### INPUT FOR THIS TASK:
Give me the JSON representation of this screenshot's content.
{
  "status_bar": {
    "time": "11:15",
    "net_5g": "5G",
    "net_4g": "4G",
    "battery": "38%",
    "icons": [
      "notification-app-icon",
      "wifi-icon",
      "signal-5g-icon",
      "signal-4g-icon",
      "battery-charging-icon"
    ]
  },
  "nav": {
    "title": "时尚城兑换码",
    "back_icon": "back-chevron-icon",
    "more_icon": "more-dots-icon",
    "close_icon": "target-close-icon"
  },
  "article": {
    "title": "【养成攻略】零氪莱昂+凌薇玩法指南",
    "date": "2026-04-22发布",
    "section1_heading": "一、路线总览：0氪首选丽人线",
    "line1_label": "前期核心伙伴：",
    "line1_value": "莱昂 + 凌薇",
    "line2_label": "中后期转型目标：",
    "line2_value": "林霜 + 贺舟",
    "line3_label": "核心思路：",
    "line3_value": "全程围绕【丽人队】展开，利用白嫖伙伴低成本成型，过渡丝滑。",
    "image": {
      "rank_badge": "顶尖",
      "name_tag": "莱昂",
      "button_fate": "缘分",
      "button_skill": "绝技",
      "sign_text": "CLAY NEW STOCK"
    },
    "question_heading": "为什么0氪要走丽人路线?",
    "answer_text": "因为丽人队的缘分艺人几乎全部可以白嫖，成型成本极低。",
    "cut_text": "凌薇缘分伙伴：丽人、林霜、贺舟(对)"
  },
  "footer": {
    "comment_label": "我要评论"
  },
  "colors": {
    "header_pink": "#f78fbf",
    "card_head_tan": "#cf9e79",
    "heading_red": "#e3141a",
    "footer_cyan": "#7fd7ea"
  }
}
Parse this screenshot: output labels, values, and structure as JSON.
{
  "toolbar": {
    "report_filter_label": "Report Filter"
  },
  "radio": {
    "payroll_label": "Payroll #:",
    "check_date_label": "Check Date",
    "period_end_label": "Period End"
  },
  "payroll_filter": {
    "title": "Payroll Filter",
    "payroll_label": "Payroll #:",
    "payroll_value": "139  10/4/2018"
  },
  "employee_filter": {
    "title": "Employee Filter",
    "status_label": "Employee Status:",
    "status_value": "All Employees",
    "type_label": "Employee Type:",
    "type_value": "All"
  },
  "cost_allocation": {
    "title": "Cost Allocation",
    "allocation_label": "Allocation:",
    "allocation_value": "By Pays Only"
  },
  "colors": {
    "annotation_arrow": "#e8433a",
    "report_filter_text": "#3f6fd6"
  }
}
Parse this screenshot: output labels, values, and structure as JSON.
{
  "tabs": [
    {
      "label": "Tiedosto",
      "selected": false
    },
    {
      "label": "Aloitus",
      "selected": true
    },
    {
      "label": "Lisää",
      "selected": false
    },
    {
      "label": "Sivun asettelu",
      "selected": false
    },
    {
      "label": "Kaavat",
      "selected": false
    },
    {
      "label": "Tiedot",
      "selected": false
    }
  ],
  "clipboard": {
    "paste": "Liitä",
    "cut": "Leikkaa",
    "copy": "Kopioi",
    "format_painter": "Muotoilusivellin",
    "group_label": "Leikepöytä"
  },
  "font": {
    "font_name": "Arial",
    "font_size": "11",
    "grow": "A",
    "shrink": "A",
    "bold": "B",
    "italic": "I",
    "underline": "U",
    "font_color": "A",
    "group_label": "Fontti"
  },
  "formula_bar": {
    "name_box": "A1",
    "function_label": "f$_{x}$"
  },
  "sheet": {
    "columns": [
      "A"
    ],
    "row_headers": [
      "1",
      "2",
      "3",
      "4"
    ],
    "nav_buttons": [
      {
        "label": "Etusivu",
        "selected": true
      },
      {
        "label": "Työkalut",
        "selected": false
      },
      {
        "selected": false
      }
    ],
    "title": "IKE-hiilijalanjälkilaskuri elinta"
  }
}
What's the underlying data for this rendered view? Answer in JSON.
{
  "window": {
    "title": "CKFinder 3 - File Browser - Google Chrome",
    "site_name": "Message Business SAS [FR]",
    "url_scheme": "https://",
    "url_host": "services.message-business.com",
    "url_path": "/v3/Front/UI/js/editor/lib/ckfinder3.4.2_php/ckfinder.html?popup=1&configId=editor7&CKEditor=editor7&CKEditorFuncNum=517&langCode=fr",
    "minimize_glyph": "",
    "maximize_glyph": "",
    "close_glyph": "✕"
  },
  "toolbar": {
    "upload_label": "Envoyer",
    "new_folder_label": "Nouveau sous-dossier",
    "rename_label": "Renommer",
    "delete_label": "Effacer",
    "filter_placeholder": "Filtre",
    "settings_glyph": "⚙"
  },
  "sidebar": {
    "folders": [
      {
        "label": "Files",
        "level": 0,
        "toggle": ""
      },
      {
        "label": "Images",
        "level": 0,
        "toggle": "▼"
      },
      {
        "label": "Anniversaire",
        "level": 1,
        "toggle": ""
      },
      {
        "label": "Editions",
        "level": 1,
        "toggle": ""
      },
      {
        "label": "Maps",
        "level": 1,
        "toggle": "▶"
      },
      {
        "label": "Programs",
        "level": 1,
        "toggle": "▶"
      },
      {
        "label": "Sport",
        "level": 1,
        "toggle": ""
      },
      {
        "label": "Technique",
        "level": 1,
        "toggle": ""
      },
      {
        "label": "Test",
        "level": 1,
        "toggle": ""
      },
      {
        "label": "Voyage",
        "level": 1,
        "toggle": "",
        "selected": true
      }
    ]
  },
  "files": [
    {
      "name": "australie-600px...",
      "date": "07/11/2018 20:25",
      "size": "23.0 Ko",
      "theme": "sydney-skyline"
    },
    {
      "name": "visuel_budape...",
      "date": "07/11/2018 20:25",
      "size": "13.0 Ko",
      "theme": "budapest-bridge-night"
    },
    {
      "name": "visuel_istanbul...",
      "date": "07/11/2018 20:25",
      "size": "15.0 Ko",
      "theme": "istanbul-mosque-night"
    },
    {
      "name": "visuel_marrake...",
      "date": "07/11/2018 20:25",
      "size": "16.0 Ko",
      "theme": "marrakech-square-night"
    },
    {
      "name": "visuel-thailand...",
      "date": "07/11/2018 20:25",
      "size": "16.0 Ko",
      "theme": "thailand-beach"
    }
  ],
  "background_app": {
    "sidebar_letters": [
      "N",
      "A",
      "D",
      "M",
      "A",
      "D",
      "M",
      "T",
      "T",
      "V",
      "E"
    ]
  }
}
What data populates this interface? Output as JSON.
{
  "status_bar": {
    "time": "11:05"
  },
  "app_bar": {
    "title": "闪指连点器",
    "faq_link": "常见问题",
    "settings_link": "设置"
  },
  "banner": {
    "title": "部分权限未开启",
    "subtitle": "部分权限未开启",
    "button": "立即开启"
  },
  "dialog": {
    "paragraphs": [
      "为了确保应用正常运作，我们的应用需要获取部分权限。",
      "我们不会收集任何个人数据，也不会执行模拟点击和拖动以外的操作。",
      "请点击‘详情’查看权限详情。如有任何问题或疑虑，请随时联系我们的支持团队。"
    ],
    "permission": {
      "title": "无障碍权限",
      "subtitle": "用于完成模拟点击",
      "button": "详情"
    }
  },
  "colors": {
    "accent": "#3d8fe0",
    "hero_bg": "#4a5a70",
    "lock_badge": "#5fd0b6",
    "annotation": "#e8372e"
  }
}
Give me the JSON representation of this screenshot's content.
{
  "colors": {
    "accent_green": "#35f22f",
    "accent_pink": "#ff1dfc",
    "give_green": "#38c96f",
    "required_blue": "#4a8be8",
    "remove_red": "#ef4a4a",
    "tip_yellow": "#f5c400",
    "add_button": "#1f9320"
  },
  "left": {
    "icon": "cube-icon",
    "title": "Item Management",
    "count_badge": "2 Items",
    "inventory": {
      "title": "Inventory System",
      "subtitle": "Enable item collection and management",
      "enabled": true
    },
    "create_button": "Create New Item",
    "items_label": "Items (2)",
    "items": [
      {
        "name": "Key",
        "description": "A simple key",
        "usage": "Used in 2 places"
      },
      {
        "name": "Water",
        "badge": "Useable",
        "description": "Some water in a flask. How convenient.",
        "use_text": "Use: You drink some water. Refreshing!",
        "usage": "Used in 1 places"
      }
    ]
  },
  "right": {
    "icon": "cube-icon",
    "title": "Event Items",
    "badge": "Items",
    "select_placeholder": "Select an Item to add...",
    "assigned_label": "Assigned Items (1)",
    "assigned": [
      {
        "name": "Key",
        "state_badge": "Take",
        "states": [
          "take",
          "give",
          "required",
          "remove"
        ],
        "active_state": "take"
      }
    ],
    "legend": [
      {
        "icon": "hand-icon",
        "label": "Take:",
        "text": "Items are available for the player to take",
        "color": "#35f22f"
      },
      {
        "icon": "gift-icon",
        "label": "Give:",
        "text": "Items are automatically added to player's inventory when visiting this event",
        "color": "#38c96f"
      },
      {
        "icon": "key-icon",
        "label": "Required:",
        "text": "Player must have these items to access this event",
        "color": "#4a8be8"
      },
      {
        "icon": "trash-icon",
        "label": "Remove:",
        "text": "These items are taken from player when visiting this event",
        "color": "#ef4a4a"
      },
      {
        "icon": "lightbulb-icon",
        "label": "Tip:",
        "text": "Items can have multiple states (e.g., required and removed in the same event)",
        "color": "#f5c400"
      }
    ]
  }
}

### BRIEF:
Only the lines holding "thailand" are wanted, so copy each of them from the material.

### OUTPUT FOR THIS TASK:
      "name": "visuel-thailand...",
      "theme": "thailand-beach"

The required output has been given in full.